Hazardous wastes include items such as pesticides, herbicides, paint and harsh cleaning products, mercury and propane tanks. Denim, collected separately, will be recycled into insulation. Visitors also can bring a plant or a book and swap it for another.
As for Val, the Jack Russell, her sculptured image is not only made of recyclables, but Val herself also is "recycled," because she was adopted by Drozda 9 years ago. Drozda works in her studio with yet another "recycled" pup under her feet, Ruby the rescued Airedale. Drozda made the body of her recycled art critters by stuffing a used paper bag tight with plastic bags, also used, and wrapping the paper bag with masking tape. The legs are old paper towel or toilet paper rolls. Cardboard from discarded cereal boxes make good ears and such. Eyes are found items little like rubber bumpers, or seeds.

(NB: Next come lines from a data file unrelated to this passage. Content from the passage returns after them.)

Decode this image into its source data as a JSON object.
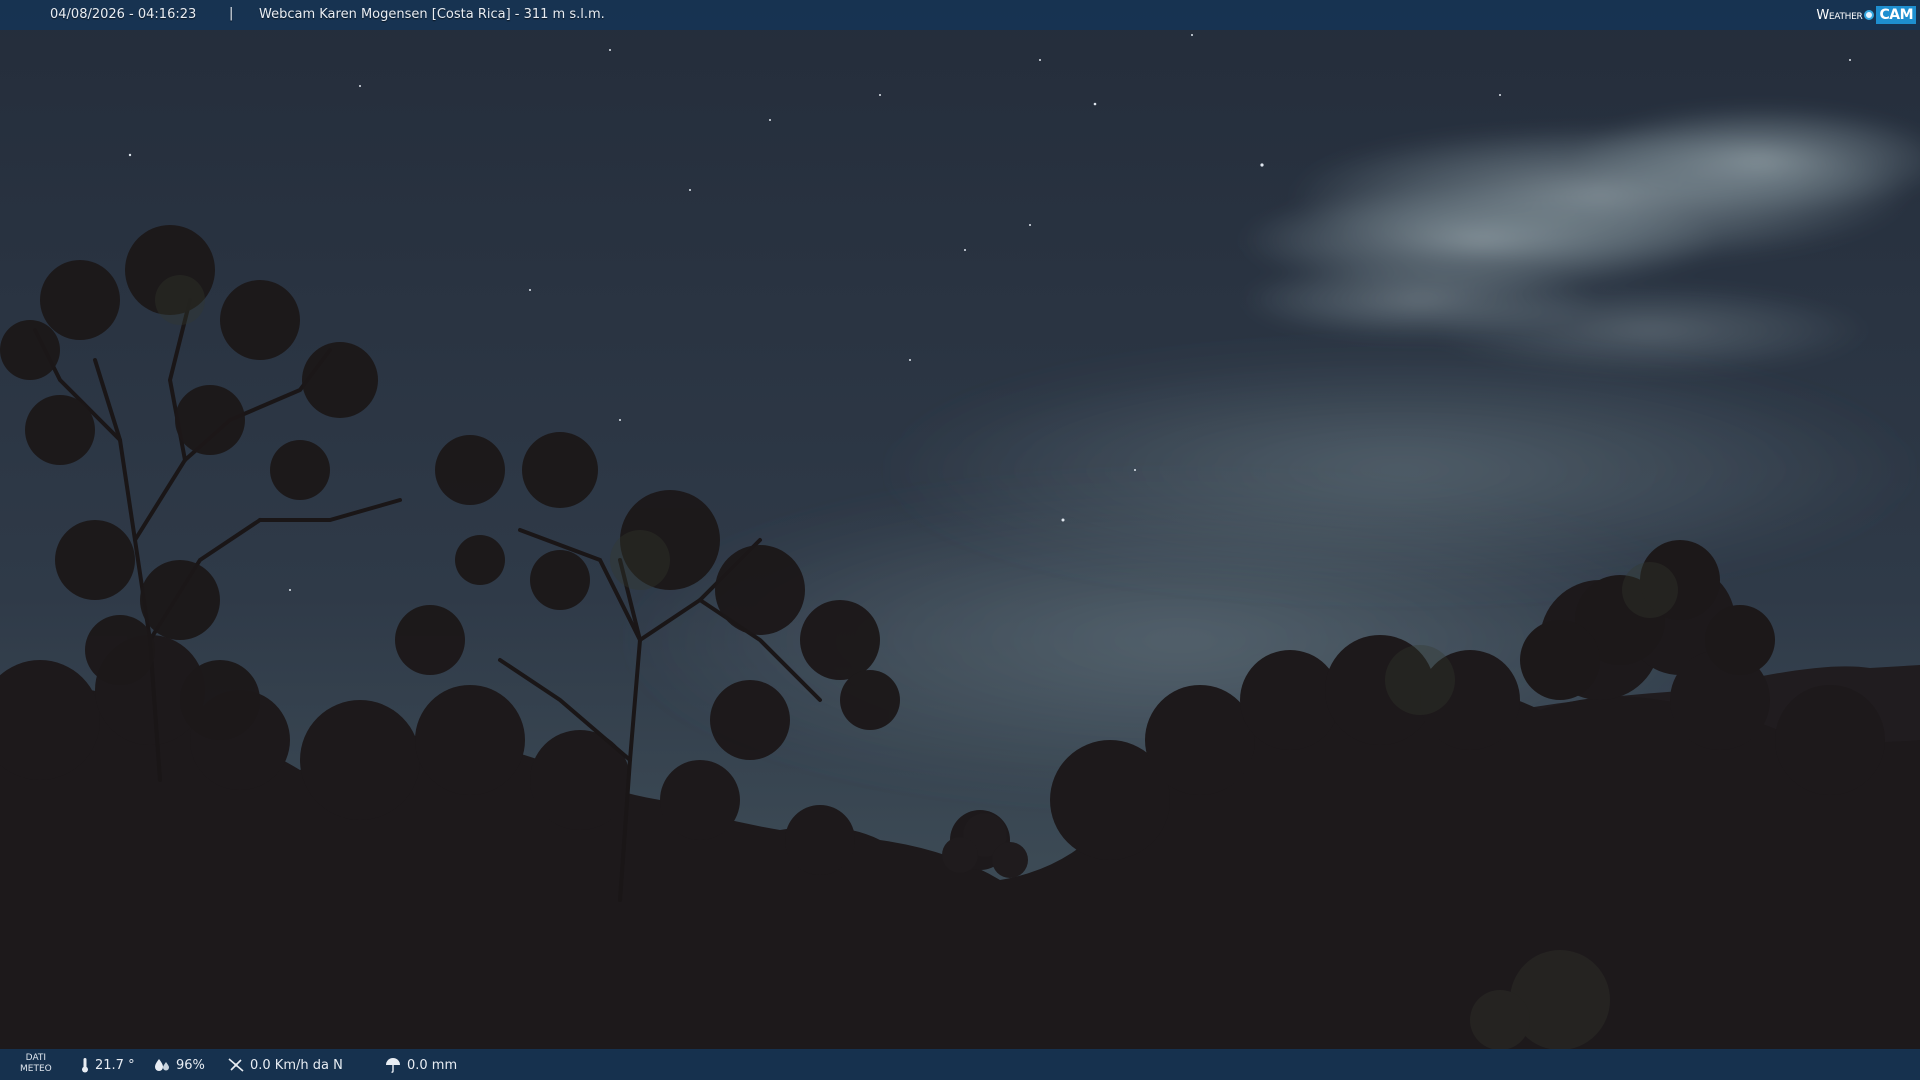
{
  "header": {
    "timestamp": "04/08/2026 - 04:16:23",
    "separator": "|",
    "camera_title": "Webcam Karen Mogensen [Costa Rica]  - 311 m s.l.m.",
    "logo_left": "Weather",
    "logo_right": "CAM"
  },
  "footer": {
    "dati_label_1": "DATI",
    "dati_label_2": "METEO",
    "temperature": "21.7 °",
    "humidity": "96%",
    "wind": "0.0 Km/h da N",
    "rain": "0.0 mm"
  },
  "icons": {
    "temperature": "thermometer-icon",
    "humidity": "humidity-drops-icon",
    "wind": "wind-vane-icon",
    "rain": "rain-umbrella-icon"
  },
  "colors": {
    "bar_background": "#163454",
    "sky": "#2a3443",
    "foliage": "#1a1718",
    "logo_accent": "#1e8fd0"
  }
}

"The fox might have acorn eyes or wisteria seed eyes," Drozda said. She was working on the fox legs that day. Drozda made the papier-mache that covers the bodies with torn scraps of more old paper bags and white glue. Glue and the final paint jobs of acrylic are the only real "artist" materials. "It's so much fun," Drozda said.
This is not Drozda's first foray into recycling materials through art. She taught a children's camp for The Contemporary Art Center of Virginia at the Virginia Aquarium recently. Campers created sea creatures out of plastic bags and other recyclables. The colorful whimsical stuffed sea stars, fish and other sea animals belie their beginnings. Drozda began using recyclables in some of her art after thinking about how to use more inexpensive art materials.
"I think I was just looking around to see if there are materials available to use for the creative process that are not so expensive." She began saving toilet paper rolls, cereal boxes, paper bags and the "plethora of plastic bags everywhere to see if we could recycle something wonderful out of something we would throw away."
Val, the papier-mache dog is one of those wonderful things.Throw the ball quick or else she might bark!